Christensen BV et al. Acupuncture treatment of severe knee osteoarthrosis: a long-term study. Acta Anaesthesiologica Scandinavica, 1992, 36:519-25 (also iUgeskrift for Laeger, 1993, 155(49):4007-4011 [in Danish]).
Berman BM et al. A randomized trial of acupuncture as an adjunctive therapy in osteoarthritis of the knee. Rheumatology, 1999, 38(4):346-354.
Coan R et al. The acupuncture treatment of neck pain: a randomized controlled study. American Journal of Chinese Medicine, 1982, 9:326-332.
Loy TT. Treatment of cervical spondylosis: electro-acupuncture versus physiotherapy. Medical Journal of Australia, 1983, 2:32-34.
Petrie JP et al. A controlled study of acupuncture in neck pain. British Journal of Rheumatology, 1986, 25:271-275.
David J et al. Chronic neck pain: a comparison of acupuncture treatment and physiotherapy. British Journal of Rheumatology, 1998, 37(10):1118-1132.
Birch S et al. Controlled trial of Japanese acupuncture for chronic myofascial neck pain: assessment of specific and nonspecific effects of treatment. Clinical Journal of Pain, 1998, 14(3):248-255.
Luo ZP et al. [Clinical observation of ear-acupressure treatment of insomnia.] Heilongjiang Journal of Traditional Chinese Medicine, 1993, (1):45-48 [in Chinese].
Zhang XF. [Ear acupressure in the treatment of insomnia]. Chinese Acupuncture and Moxibustion, 1993, 13(6):297-298 [in Chinese].

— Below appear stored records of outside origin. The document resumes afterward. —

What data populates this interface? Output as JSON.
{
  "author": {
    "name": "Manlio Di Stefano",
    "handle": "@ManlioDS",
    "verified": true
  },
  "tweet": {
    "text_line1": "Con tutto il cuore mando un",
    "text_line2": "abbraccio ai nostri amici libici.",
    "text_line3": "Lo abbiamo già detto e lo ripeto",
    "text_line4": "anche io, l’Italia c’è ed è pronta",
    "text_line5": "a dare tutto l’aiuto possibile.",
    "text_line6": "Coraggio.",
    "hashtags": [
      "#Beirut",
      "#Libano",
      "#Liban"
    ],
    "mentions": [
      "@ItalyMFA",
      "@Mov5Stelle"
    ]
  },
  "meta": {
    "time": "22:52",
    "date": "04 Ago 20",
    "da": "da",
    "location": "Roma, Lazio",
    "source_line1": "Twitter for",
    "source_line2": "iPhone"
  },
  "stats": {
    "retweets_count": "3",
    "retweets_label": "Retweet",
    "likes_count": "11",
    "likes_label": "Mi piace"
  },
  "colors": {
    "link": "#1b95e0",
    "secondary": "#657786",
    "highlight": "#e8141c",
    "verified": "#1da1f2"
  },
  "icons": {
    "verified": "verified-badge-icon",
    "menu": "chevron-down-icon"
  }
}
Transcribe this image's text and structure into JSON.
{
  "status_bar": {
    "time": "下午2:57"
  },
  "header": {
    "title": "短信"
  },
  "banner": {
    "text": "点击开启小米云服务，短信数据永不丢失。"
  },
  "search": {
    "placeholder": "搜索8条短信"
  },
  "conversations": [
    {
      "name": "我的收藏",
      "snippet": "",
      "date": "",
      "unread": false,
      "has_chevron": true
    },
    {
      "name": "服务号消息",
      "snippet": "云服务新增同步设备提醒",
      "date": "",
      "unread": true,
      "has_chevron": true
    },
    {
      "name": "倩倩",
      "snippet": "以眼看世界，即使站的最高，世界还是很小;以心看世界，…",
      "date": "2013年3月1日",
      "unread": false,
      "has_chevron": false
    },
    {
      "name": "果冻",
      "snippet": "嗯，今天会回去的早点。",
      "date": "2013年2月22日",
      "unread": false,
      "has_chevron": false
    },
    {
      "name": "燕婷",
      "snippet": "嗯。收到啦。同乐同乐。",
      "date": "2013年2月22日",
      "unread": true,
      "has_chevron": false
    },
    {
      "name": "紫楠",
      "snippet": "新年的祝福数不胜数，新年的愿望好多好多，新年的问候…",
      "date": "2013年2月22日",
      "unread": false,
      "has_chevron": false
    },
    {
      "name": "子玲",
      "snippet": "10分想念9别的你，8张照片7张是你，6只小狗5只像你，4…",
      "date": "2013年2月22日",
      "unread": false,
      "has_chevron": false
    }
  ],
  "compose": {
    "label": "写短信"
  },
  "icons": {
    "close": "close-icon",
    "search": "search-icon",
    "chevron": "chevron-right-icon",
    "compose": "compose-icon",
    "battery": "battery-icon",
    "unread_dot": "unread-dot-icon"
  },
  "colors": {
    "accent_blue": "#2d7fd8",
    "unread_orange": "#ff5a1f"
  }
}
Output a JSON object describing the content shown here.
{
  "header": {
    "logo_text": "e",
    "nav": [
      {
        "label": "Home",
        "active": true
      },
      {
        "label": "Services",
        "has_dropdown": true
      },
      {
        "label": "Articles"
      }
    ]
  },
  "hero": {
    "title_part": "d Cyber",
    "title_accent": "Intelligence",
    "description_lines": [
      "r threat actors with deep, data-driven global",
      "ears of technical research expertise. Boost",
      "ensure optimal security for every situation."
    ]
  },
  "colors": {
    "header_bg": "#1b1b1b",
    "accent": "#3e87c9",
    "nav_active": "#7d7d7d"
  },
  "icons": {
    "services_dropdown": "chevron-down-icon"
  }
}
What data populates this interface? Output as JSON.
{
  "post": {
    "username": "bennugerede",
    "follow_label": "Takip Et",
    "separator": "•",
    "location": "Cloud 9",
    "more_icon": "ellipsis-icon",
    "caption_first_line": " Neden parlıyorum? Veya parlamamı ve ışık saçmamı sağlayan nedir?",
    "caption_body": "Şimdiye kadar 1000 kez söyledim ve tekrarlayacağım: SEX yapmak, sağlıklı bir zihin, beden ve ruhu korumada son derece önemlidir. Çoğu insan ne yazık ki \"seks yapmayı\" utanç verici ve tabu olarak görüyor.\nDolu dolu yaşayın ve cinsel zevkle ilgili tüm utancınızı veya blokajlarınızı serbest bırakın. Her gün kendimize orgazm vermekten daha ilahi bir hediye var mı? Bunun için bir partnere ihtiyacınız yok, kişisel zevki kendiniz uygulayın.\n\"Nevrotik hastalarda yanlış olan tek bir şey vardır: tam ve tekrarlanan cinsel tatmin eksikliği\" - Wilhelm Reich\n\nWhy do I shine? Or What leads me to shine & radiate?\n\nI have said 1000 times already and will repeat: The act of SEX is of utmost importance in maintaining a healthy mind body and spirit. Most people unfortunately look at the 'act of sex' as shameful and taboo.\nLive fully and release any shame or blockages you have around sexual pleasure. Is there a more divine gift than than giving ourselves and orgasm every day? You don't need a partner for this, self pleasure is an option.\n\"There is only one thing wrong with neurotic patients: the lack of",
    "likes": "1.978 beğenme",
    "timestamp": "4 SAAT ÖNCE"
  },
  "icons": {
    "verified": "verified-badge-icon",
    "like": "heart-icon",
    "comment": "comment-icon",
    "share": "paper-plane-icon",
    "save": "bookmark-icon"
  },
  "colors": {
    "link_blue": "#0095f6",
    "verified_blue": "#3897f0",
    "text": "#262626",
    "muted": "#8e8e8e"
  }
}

Gunsberger M. Acupuncture in the treatment of sore throat symptomatology. American Journal of Chinese Medicine, 1973, 1:337-340.